Okay, let’s start with tradition.
Historically, for some reason, all forms of Mother’s Day celebrations (some of which are not as we know it) always landed on the season when flowers flourished everywhere.
The first known celebrations were done by the Ancient Greeks (surprise, surprise) to honour the divine mother goddess, Rhea, every spring. Celebrations would start at dawn with an abundance of flowers, wine, and honey cakes. This was followed by Roman celebrations to honour Cybele, the mother goddess, which were done in true Roman form, indulging in glorious feasts, one after the other. (Thank you, Ancient Greeks, for introducing the world to flowers and breakfast in bed and to the Romans for the big festive meals – Love, Mom)
Fast forward to AD and the celebrations turned towards a day of devotion to Mary, the Mother of Christ. This was celebrated, also in the spring, one day during the Lenten season, wherein people would bring flower offerings to church.
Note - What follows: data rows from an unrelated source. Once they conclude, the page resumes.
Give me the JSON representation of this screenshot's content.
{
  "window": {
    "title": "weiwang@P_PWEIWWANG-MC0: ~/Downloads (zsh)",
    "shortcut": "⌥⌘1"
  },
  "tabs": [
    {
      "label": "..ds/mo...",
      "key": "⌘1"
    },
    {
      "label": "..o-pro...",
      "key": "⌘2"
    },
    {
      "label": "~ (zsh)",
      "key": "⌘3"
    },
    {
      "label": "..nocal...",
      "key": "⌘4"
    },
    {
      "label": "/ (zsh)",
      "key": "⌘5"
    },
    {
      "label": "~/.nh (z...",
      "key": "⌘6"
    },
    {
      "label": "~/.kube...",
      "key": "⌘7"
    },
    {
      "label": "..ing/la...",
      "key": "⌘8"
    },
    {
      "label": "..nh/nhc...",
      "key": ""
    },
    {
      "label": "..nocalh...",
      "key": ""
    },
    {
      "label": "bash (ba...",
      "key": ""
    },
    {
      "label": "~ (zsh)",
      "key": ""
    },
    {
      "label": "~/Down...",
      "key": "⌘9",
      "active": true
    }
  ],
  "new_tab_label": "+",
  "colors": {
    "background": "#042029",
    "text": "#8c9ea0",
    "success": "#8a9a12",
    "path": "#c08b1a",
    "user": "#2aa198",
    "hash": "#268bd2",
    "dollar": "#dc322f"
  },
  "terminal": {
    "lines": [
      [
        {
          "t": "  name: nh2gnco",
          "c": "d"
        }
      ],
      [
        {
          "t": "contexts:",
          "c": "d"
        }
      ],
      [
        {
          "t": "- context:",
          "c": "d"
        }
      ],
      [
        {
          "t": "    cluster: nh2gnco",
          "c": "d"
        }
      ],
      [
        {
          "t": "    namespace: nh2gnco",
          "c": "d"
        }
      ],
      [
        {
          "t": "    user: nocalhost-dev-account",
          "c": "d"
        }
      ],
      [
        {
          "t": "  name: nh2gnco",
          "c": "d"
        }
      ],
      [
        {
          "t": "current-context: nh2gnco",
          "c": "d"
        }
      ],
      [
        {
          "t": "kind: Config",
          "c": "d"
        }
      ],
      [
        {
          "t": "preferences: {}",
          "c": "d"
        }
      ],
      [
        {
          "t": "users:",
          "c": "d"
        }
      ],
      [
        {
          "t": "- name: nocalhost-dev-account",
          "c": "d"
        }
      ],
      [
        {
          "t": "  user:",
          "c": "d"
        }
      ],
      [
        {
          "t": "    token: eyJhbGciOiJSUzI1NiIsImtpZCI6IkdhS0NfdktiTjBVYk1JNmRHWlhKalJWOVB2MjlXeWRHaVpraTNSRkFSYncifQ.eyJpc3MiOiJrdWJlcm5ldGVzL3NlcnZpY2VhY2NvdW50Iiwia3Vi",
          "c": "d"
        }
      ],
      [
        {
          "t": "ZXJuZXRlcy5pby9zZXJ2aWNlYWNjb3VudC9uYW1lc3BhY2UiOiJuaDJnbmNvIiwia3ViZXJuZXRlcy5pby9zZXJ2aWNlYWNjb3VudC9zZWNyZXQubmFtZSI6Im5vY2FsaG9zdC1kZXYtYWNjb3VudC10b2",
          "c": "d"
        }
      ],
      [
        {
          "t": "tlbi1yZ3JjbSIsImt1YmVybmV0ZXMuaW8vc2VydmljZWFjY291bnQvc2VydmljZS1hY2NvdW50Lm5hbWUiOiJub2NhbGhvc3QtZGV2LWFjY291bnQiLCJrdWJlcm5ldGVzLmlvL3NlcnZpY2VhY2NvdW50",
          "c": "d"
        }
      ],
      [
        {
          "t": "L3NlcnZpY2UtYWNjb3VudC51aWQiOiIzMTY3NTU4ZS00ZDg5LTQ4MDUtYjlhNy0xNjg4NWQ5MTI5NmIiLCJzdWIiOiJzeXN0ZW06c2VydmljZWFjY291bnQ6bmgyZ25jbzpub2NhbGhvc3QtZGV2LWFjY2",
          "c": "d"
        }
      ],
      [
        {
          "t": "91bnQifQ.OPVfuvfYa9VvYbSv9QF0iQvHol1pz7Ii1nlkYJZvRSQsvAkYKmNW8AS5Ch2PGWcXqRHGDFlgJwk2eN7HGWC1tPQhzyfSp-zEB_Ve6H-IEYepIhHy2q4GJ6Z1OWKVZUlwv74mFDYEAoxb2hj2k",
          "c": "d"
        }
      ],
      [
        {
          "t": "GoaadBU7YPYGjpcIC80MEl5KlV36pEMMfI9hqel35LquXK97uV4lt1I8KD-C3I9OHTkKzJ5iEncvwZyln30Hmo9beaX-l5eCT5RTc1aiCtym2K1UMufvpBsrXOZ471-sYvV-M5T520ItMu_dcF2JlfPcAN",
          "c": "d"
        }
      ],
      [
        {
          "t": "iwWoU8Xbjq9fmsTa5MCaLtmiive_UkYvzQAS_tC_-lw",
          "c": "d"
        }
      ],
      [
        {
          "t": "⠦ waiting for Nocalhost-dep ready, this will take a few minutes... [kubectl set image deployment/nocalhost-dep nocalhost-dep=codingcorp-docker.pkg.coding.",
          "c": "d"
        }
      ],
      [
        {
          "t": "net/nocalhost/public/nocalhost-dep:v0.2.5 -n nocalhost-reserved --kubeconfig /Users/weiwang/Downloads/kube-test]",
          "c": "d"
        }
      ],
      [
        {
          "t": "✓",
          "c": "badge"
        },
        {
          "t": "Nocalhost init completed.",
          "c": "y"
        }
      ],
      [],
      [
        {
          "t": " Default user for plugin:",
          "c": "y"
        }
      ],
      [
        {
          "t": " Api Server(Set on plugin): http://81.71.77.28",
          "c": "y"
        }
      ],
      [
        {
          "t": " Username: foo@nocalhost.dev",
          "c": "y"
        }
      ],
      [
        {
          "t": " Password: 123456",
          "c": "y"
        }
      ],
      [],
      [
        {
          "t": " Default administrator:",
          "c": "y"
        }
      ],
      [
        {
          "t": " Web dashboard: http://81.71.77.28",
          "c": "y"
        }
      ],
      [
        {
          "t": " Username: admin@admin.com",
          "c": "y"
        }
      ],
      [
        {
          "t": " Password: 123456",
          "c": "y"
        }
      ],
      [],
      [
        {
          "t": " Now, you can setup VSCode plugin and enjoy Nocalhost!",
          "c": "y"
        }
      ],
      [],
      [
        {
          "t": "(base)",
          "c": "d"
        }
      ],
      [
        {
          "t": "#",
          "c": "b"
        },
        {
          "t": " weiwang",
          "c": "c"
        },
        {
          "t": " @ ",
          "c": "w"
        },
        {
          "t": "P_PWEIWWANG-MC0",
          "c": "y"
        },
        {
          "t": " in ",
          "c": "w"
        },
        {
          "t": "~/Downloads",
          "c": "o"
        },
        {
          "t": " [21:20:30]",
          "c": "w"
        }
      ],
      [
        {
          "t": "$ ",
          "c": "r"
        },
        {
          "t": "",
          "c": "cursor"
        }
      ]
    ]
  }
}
Quite naturally, this turned into a day of celebration honouring ordinary mothers, those who work and toil and care for their families day-to-day.
Around the 1600s, in the UK, the holiday was finally named as Mothering Sunday. Hardworking folk were allowed to leave work to go home to visit their mothers and along the way, they would pick flowers from the fields and tie them together to give to their mums as a gift. Homecoming, cakes, and special meals marked the day as all mothers were happy to have the whole family together.
Cross over to the American continent and that is where Mother’s Day, as it is more popularly known today, was established. It started off in the late 1800s as Mother’s Friendship Day, an attempt to heal a nation that was torn by civil war. This movement then inspired the Mother’s Day for Peace as an appeal to womanhood to rise against the war. A strong campaign followed in the 1900s by the daughter of the woman who started Mother’s Friendship Day and a Presidential proclamation finally made it an official day in America. White flowers were distributed to the women as a symbol of love, honour, and peace.
This is, of course, a background to the western celebration which has been popularised the world over. If you were to read further, there are many more celebrations honouring goddesses, mother gods, and real moms in many different religions and cultures worldwide. And for some reason, flowers always play an important part, whether it is meant for decoration, to make the surroundings more festive, or to give as a symbolic gift.
All over the world, you will find many different reasons for giving flowers. They are tradition. It’s the season for flowers. They are a symbol of peace. They are fragrant. They are festive. They are gorgeous. They represent love. And you can’t deny, they just make the world a little more beautiful.
So give the mothers in your life some flowers. We all have one .. or two; a mother, a foster mom, a stepmother, a carer, a yaya, a grandmother, an auntie, an older sister… Flowers bring happiness. And it’s always fun to receive some – even if some don’t want to admit it.